Seasonal High Tunnel Systems Promote Plant Health, Provide Longer Growing Season

February is typically a few months before Iowa planters begin to roll, but for some farmers the late winter months are the start to a ten-month growing season.

Seasonal high tunnels are designed to extend the growing season of fruits and vegetables while providing protection from outside factors like wind and insects. High tunnels improve the profitability of crops and maximize farm productivity.

Seasonal High Tunnels (PDF, 1.7 MB) | (html)

John Aschenbrenner

New Wetland to Improve Water Quality in West Lake

A newly created private wetland in Clarke County north of West Lake is now protecting this public drinking water source for the city of Osceola and other county residents.

Landowner John Aschenbrenner utilized a conservation practice called Wetland Creation to dam a 23-acre pool area on bottom ground along South Squaw Creek. The wetland collects water from 3,820 acres above it – nearly 60 percent of West Lake’s 6,400-acre drainage area. The wetland will act like a water purification plant helping to remove chemicals and filter out sediment.

Aschenbrenner (PDF, 1 MB) | (html)

Brent and Teresa Voss

From Concrete to CSP for Conservation Stewardship

When Brent and Teresa Voss moved to rural Dexter in 1994 they viewed it as more of a place to settle their concrete/foundation business than to develop a large farming operation. But that soon changed. Just a week after purchasing their home property, they bought a nearby 80 acres of farmland.

Nearly two decades later the couple still has their booming concrete business – Voss Concrete, Inc. – but they also have a booming farming operation with 2,000 acres of crop, hay and pastureland, as well as 300 cows and between 500-1,000 feeder cattle.

Voss (PDF, 1 MB) | (html)

White Radish

Cover Crop Club Learning to Manage Practice Together

Trying something new and innovative is always easier when you can learn from someone else’s experience. For a small group of innovative Pottawattamie County farmers experimenting with cover crops, that someone else is Pete Hobson.

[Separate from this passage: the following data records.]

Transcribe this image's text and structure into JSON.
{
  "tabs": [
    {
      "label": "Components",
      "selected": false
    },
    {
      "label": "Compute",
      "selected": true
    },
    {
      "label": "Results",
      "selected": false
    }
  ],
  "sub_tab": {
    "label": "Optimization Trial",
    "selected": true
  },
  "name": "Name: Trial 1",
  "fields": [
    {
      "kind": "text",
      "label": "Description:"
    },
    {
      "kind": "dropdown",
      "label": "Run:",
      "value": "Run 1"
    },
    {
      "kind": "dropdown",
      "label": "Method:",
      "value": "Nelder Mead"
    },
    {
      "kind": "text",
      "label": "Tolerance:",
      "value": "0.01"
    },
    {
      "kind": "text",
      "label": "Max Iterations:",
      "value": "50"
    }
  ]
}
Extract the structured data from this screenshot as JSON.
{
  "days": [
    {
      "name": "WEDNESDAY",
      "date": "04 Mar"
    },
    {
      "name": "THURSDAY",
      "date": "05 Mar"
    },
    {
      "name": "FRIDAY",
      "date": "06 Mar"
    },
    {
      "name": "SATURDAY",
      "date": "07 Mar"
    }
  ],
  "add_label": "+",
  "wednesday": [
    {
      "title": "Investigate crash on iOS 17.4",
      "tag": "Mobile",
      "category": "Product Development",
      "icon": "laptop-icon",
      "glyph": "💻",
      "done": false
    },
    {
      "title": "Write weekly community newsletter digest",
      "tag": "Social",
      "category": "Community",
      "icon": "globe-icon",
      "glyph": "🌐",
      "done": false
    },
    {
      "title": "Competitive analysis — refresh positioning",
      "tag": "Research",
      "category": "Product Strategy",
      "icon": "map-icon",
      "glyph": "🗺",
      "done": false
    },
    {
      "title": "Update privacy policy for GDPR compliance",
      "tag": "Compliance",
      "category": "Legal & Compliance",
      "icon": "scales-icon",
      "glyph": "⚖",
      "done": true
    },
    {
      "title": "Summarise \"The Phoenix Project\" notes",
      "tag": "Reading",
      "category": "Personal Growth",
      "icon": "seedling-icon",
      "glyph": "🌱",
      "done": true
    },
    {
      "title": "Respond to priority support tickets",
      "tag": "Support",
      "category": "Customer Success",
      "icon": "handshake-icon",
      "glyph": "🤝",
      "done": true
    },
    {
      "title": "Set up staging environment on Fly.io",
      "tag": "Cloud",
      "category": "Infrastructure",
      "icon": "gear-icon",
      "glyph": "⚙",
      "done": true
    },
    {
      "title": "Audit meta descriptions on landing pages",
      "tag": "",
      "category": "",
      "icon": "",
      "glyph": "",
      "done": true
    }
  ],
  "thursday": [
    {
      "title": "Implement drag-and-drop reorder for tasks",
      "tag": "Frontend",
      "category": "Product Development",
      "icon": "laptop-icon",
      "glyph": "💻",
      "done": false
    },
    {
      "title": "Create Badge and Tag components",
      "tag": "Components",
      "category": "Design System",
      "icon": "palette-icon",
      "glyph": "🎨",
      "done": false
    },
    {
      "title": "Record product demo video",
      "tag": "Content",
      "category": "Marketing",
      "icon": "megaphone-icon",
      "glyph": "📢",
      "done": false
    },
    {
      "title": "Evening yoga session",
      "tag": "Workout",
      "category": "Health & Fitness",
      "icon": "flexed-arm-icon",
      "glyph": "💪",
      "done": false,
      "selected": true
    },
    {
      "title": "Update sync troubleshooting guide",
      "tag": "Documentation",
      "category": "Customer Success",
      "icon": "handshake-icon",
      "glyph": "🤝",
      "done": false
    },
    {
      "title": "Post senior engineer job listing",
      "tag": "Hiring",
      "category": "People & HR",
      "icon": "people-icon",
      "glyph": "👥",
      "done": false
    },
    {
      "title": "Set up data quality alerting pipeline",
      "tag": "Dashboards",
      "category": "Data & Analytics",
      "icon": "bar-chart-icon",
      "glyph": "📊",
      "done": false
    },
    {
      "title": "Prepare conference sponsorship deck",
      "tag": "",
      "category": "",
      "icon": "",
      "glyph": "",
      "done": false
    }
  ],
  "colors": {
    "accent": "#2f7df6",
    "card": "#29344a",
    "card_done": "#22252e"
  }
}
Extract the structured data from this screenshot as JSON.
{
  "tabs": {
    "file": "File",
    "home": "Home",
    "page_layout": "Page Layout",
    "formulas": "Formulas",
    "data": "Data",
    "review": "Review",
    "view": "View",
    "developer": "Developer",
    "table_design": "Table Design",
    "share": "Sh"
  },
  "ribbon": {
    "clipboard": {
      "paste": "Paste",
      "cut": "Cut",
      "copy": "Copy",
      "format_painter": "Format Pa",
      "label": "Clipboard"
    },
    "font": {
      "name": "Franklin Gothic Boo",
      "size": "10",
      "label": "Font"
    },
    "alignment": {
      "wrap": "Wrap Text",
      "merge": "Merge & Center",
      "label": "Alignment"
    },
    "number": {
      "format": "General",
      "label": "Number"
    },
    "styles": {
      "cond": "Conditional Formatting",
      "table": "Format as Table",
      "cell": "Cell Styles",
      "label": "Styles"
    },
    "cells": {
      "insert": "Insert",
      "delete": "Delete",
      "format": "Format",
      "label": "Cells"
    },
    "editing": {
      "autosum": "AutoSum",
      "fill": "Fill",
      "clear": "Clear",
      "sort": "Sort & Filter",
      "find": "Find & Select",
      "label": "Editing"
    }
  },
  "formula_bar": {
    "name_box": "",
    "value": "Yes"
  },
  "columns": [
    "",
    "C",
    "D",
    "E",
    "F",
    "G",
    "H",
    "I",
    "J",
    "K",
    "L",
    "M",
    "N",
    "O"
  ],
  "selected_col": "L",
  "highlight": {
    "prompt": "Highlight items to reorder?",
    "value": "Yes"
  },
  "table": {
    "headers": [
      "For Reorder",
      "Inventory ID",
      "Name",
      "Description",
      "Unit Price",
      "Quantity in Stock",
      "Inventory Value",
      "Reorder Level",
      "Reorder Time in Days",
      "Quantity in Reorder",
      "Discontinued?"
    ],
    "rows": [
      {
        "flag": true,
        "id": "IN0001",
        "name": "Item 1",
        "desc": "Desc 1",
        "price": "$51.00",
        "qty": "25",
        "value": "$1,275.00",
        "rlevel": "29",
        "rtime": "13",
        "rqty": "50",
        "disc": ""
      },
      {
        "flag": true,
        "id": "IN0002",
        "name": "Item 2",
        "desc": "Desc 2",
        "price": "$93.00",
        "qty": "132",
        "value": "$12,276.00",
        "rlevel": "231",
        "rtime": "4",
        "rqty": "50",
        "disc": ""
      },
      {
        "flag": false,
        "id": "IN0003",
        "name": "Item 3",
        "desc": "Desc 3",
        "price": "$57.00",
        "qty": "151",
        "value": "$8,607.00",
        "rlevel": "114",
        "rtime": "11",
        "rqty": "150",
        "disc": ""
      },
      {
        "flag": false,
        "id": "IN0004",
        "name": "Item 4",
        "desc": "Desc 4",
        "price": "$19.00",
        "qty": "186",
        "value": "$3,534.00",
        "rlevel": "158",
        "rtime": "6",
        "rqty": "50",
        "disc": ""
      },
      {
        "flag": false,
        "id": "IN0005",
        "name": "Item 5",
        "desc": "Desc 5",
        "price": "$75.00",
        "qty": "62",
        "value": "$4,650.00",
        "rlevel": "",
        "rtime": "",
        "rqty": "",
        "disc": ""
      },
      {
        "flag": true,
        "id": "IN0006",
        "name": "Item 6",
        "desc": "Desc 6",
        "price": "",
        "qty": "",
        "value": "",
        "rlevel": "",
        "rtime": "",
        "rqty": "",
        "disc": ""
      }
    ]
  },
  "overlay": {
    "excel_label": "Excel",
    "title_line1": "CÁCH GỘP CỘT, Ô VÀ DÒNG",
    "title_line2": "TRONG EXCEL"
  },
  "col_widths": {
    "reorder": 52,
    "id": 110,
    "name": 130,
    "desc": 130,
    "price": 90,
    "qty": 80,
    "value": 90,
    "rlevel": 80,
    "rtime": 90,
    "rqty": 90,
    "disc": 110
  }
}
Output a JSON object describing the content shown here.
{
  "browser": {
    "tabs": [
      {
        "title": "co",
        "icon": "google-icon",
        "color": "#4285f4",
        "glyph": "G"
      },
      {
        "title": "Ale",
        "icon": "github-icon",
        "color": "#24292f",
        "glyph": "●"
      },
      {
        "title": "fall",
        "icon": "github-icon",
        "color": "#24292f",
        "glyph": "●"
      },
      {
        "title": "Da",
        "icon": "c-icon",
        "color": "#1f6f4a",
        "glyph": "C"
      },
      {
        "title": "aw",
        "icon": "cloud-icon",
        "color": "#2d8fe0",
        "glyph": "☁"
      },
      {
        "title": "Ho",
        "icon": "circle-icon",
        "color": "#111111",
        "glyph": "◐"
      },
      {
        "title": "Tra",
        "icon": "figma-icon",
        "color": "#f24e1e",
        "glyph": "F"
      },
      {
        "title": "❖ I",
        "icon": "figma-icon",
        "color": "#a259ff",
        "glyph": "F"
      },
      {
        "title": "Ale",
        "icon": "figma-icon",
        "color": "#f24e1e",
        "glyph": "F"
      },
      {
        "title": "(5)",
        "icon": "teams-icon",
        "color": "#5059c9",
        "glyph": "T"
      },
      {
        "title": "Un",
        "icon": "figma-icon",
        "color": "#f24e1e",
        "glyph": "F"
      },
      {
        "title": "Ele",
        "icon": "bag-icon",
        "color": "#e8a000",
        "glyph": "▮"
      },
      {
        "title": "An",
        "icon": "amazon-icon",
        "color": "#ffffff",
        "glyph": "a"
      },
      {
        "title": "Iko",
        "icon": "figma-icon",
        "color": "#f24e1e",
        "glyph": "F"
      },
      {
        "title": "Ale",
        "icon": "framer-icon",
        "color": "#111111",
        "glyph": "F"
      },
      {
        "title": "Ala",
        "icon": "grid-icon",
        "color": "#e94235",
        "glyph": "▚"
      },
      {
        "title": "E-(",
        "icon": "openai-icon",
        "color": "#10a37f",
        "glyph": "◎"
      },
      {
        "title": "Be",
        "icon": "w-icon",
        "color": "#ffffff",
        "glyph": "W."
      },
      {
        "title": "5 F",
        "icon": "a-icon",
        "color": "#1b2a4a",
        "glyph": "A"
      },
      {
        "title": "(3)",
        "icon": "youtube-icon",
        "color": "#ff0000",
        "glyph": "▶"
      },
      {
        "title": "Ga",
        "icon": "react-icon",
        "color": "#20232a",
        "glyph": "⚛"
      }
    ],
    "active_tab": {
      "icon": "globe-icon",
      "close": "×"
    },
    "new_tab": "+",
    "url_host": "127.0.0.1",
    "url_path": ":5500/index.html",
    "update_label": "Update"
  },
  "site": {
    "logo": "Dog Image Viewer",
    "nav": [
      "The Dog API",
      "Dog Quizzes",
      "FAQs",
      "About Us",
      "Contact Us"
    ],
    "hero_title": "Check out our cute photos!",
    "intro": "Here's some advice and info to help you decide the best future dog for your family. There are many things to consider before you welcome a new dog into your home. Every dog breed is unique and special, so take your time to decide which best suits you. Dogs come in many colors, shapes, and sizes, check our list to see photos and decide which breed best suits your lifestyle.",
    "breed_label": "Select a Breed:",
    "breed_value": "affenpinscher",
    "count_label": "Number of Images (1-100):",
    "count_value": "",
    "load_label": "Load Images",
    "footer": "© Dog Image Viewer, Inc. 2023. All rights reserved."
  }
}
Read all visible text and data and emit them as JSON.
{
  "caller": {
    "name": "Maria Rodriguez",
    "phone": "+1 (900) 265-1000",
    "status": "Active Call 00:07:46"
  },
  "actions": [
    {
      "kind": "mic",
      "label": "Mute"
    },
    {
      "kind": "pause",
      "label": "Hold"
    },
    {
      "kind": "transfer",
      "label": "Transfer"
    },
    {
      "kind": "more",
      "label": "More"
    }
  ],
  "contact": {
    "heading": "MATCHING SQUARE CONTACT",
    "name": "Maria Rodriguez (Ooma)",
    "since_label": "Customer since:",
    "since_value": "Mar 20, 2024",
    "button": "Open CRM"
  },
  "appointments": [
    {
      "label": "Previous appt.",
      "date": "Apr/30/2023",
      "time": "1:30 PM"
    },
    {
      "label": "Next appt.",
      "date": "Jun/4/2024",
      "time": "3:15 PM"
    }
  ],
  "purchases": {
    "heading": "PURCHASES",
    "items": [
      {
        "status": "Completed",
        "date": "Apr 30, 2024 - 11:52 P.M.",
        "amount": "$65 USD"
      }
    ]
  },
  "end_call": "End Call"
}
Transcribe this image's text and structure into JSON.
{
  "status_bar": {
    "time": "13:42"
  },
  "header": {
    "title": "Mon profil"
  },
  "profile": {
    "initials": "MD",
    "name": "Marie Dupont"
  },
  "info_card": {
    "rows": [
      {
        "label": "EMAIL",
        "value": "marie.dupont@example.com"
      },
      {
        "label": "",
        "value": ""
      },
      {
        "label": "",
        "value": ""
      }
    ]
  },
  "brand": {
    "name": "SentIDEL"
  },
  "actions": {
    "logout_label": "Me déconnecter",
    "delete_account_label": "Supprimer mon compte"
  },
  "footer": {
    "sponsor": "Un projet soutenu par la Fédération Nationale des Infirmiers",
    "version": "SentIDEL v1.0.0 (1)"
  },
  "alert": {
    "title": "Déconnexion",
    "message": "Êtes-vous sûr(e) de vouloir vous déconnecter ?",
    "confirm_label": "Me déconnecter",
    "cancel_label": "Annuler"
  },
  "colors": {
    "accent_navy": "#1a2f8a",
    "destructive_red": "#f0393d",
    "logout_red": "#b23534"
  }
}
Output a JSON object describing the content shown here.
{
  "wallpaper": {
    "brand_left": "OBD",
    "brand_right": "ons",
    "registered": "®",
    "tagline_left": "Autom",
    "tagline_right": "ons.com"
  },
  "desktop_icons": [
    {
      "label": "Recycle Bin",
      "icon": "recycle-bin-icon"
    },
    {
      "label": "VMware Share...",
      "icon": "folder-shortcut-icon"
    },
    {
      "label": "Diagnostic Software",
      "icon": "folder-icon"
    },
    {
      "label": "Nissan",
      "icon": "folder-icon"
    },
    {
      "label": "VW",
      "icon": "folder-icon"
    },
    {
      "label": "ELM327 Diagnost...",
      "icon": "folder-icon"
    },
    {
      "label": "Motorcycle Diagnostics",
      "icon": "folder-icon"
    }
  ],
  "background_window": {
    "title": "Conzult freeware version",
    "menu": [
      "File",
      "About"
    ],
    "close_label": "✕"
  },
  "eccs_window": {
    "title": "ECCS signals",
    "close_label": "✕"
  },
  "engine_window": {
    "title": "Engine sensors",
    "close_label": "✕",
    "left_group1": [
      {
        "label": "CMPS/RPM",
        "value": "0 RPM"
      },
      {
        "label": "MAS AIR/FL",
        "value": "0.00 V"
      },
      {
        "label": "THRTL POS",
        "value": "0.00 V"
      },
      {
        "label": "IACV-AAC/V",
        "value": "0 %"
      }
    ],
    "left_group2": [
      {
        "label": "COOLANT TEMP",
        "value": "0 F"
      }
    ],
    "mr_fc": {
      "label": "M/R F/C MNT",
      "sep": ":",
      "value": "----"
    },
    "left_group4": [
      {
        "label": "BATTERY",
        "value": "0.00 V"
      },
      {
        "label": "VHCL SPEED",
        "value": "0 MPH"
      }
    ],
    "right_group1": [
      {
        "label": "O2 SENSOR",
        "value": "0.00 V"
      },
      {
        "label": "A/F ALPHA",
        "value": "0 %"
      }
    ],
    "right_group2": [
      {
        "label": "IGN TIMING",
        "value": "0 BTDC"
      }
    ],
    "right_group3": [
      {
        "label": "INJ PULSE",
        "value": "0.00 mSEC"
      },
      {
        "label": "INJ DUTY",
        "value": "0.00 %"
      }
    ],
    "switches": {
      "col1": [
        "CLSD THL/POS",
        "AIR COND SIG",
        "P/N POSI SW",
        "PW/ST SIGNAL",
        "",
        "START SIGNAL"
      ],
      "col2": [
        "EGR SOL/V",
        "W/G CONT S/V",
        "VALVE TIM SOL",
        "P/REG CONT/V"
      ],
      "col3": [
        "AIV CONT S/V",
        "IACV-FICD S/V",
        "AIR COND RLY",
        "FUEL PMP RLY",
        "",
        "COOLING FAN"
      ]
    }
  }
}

Cover Crop Club (PDF, 1.5 MB) | (html)

More Iowa NRCS Conservation Success Stories